The success of liquid nailing also depends on the condition of the bonding surfaces. These surfaces must not only be clean and dry, but must also be properly textured and free of contaminants to ensure the strongest possible bond.
Product life and expiration date
The effectiveness of liquid nails diminishes over time. Adhesives near or past their expiration date may not perform as expected, resulting in weaker bonds and longer cure times.
Common Problems Troubleshooting
Insufficient hardening of liquid nails can be frustrating. This problem is usually caused by incorrect application techniques, such as applying too thick a layer or not allowing enough time for the adhesive to cure.
Preventing ineffective bonding
Achieving effective bonding with liquid nails requires more than just applying adhesive. It involves meticulous preparation of the surface, careful application according to the manufacturer’s guidelines, and patience during the curing process.
Quick Fix Solutions
Where time is of the essence, consider using an adhesive accelerator designed for such purposes, or explore alternative adhesives formulated for faster settings.
Expert Tips for Using Liquid Nails
Application Best Practices
For best results, it is critical to apply liquid nail polish in a controlled manner (often in a serrated pattern for larger surfaces) and apply firm, even pressure. Ensuring adequate ventilation is also vital for the curing process and the safety of those in the vicinity.
Using liquid nails requires a high degree of caution. Always use protective equipment such as gloves, goggles, and masks to avoid skin contact and prevent inhalation of potentially harmful fumes.
Maintenance and Storage Tips
The life of Liquid Nails can be significantly extended by proper storage. Storing the adhesive in a cool, dry place and ensuring that the container is properly sealed after each use will help maintain its effectiveness.
Alternatives to Liquid Nails
Other Adhesive Options

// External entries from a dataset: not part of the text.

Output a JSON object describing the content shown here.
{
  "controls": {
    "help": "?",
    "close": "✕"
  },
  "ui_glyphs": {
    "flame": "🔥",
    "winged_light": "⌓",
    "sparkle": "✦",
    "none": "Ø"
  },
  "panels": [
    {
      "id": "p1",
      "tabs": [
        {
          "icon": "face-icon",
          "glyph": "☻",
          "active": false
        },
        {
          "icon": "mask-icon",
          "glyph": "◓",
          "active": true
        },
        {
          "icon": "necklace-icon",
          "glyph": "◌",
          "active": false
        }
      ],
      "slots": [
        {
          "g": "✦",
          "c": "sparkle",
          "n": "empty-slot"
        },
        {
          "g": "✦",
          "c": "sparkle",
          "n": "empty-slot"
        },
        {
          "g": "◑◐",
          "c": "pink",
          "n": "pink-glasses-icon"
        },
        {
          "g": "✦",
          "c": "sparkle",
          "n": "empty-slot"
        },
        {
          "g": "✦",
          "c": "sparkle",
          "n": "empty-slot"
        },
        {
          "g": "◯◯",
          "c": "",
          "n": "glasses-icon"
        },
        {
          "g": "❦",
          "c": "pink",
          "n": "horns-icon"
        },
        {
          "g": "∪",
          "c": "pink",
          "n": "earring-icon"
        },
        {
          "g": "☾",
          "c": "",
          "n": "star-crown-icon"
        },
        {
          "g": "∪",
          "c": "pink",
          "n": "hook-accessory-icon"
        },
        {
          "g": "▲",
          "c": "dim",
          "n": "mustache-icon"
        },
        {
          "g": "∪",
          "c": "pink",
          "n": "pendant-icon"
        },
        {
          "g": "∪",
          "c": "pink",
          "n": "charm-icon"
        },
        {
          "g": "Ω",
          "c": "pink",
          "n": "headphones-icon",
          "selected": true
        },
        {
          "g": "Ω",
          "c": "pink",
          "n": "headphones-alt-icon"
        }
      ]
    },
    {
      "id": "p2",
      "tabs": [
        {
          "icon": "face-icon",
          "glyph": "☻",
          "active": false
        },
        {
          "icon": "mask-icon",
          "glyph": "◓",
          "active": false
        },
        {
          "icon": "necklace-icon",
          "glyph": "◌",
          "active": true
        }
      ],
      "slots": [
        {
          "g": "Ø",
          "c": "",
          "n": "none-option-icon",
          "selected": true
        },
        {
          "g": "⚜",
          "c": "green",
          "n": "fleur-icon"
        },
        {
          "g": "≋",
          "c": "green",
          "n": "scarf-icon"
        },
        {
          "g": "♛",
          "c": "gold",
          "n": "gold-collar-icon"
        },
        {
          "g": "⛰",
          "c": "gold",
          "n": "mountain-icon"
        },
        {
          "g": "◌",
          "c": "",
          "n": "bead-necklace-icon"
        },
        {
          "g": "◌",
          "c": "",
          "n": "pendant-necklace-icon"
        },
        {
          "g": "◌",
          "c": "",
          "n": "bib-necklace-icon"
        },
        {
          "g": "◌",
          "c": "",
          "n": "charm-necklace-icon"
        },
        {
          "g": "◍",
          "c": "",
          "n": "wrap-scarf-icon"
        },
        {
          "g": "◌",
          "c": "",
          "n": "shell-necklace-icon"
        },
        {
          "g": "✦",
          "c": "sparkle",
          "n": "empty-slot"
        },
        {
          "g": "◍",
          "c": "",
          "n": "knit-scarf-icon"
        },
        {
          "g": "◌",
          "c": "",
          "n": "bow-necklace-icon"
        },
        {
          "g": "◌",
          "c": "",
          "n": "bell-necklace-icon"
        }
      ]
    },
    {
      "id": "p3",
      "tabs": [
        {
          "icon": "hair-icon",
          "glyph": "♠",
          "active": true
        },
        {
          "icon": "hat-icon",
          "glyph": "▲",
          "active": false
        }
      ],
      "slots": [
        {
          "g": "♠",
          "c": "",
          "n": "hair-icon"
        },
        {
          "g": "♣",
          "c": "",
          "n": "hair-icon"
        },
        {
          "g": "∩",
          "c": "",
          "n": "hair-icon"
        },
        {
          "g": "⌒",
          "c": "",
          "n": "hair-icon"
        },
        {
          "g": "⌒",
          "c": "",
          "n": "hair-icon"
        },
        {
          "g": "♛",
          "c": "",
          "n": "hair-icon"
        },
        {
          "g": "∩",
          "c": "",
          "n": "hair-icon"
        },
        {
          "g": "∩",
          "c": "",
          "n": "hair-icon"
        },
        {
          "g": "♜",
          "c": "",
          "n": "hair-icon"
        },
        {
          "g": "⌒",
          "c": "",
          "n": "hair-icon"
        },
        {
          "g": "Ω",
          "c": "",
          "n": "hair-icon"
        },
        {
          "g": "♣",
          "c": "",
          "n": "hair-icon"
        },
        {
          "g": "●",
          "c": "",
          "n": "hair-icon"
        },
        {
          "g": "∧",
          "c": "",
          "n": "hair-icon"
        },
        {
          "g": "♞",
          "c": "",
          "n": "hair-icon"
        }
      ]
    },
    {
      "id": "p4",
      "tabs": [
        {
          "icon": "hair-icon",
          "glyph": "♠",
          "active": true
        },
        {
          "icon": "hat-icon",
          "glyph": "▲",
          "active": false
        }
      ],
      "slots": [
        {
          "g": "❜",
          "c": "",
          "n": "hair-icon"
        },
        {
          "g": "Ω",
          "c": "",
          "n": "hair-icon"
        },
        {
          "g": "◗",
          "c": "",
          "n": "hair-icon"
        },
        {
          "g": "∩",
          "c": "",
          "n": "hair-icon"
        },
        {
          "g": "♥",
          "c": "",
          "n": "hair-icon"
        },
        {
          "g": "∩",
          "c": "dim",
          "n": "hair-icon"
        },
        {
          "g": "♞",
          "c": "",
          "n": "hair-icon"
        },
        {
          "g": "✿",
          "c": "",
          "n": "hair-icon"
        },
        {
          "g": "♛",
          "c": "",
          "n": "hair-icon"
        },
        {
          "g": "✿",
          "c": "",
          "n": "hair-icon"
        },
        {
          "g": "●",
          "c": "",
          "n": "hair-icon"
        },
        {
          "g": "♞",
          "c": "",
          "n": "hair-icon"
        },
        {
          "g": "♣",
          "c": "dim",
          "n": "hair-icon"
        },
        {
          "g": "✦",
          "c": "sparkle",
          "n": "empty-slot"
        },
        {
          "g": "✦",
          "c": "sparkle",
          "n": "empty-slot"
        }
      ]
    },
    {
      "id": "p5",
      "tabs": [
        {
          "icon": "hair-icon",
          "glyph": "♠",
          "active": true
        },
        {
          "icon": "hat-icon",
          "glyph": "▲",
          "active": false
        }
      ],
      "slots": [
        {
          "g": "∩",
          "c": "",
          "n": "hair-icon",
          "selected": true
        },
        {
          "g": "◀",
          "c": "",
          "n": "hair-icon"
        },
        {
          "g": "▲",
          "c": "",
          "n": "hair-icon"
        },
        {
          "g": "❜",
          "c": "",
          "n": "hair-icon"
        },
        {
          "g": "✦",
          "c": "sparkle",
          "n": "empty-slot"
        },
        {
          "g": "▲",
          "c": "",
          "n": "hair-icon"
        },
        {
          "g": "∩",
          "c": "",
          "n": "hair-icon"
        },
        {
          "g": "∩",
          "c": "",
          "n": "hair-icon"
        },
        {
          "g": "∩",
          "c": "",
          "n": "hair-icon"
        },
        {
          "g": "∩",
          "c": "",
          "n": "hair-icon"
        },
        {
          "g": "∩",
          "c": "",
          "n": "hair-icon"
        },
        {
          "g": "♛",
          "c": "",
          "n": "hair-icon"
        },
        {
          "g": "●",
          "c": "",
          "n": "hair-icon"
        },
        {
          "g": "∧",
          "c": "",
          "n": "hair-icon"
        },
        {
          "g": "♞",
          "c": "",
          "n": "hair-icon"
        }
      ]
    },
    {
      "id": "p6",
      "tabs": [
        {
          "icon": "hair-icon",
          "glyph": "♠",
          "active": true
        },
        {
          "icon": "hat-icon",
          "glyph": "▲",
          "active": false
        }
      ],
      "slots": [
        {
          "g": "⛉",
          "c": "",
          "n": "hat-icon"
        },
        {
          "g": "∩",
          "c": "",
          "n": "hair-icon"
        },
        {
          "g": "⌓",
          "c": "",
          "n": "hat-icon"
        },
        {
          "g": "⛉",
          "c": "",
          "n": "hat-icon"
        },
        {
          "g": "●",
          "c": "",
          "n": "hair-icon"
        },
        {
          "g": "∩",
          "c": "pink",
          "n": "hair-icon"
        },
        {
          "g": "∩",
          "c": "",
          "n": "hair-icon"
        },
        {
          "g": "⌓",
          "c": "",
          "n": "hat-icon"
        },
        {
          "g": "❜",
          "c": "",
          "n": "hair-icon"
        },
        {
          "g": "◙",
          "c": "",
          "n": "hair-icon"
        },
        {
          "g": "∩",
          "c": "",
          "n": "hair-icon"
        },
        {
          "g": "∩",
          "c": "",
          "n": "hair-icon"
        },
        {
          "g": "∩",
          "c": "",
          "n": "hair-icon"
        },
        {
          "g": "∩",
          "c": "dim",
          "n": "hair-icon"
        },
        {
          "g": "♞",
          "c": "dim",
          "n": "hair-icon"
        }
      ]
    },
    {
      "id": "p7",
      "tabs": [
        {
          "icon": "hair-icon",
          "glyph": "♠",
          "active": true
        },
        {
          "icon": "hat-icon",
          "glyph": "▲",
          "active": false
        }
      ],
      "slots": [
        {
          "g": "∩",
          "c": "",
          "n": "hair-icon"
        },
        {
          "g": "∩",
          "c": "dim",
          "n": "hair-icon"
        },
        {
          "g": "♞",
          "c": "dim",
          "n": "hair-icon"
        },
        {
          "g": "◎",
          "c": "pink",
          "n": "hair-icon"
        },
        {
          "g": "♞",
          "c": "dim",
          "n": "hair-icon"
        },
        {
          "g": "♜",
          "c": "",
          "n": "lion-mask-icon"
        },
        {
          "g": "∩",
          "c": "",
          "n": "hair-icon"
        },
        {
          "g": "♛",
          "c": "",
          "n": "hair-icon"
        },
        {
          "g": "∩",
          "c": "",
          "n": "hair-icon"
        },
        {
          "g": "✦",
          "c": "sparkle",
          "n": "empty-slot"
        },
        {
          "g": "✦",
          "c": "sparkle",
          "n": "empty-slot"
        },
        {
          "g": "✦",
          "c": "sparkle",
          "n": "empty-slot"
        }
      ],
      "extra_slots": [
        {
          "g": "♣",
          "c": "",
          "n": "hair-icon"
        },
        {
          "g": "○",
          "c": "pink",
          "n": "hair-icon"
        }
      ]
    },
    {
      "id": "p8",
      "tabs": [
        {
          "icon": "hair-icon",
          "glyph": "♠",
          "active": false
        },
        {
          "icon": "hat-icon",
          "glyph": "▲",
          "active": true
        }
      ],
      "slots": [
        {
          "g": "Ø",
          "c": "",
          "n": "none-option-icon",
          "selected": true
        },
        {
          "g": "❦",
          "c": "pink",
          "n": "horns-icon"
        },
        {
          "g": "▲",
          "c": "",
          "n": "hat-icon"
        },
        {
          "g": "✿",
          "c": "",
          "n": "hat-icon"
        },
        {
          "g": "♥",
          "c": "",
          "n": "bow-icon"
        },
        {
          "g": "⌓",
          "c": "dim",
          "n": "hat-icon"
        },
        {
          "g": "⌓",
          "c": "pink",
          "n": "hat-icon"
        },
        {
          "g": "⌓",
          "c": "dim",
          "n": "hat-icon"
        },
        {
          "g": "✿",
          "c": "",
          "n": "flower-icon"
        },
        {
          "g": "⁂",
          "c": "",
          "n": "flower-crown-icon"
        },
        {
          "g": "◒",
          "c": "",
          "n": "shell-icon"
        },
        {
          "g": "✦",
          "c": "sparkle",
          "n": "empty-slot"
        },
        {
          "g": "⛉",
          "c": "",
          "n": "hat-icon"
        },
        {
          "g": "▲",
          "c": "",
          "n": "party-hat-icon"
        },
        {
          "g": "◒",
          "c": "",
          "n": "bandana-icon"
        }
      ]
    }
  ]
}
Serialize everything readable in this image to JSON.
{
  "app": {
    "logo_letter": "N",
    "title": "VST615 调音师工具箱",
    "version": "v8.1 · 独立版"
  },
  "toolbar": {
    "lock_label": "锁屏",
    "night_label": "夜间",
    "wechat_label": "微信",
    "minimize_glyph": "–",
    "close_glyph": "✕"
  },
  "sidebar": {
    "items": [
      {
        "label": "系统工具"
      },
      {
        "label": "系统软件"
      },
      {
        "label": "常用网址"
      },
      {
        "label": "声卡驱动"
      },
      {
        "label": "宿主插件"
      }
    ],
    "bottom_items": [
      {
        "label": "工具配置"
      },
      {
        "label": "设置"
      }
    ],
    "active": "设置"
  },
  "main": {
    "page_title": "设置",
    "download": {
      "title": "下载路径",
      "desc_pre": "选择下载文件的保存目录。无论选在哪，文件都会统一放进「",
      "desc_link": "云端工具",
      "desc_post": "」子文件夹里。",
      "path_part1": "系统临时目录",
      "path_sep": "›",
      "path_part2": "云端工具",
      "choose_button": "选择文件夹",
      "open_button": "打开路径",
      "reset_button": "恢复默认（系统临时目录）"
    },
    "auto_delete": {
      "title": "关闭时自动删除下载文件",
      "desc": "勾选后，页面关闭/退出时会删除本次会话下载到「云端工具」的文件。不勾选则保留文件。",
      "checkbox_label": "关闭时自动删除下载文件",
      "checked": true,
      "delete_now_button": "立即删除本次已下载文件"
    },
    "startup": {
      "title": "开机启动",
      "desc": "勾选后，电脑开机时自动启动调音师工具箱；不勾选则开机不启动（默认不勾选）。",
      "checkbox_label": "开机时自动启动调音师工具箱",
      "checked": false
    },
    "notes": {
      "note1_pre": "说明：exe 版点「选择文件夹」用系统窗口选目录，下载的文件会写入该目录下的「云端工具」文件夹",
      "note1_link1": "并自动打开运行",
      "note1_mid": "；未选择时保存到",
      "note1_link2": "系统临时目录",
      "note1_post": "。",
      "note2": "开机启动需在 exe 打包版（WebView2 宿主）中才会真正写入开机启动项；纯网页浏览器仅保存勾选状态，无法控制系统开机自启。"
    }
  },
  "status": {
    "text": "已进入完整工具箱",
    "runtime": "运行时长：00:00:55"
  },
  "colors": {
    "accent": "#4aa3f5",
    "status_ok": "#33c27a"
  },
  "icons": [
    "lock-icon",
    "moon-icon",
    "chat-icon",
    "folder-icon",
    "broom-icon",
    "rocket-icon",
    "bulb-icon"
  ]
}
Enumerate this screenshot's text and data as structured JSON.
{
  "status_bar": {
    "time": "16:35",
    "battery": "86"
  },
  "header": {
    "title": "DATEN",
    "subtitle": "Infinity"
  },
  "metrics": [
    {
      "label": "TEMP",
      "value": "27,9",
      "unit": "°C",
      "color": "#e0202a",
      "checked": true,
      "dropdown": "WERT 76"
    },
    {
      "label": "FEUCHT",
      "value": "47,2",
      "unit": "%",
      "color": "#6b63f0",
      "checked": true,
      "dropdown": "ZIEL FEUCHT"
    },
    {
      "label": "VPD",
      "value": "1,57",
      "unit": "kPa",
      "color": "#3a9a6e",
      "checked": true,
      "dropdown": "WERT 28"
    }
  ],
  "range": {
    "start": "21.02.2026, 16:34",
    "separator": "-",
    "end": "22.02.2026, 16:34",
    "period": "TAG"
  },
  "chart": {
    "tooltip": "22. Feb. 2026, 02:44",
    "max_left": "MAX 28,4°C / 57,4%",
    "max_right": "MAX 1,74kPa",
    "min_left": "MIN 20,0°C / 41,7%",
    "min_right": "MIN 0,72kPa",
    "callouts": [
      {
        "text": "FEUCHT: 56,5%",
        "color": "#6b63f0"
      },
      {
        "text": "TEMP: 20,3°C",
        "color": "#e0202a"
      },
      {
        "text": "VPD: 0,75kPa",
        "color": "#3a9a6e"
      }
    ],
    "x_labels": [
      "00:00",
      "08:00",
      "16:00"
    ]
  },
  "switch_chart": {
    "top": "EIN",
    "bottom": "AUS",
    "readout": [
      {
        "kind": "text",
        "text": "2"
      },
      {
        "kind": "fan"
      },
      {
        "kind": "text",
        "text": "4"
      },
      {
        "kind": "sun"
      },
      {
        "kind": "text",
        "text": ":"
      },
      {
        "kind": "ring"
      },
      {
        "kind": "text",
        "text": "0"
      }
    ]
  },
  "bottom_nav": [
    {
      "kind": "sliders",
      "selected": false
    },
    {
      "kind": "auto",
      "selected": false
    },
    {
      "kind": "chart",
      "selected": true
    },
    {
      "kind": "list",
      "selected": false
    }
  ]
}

While liquid nails are suitable for many applications, in some cases an alternative adhesive (e.g. epoxy or silicone adhesive) may be more appropriate. These alternatives have different properties, such as faster cure times or flexibility, that make them more suitable for some specific requirements.
When to choose an alternative
Alternatives to liquid nails should be considered when working with delicate materials, in extreme environmental conditions, or when specific bonding properties are required that liquid nails cannot provide.
In conclusion, liquid nails are a powerful adhesive for a wide range of uses, but their effectiveness is affected by factors such as environmental conditions, surface finish, and product age. By understanding these factors and following application and storage best practices, you can overcome the challenges associated with its curing and achieve a strong, long-lasting bond for your project.
Frequently Asked Questions
What are the ideal conditions for the normal curing of Liquid Nails?
Liquid Nail Polish cures best in moderate temperatures and low humidity. Conditions that are too hot, too cold or too humid can adversely affect the curing process.
Can I use Liquid Nails in vertical applications?
Yes, Liquid Nails can be used in vertical applications. It is important to apply it in a way that supports the weight of the material until the adhesive sets.
How can I tell if my Liquid Nail Adhesive is too old to use?
Check the consistency of the adhesive; if it clumps or is too thick, it may be past its prime. Also, check the expiration date on the package.
Is liquid nail polish suitable for all weather conditions?
While some formulas of liquid nail polish are designed for outdoor use and can withstand a variety of weather conditions, it’s important to choose the right type for your specific application.
Can I paint over an area that has been coated with Liquid Nail Polish?
Yes, once fully cured, Liquid Nails is ready to paint. However, it is advisable to check the compatibility of the paint with the adhesive.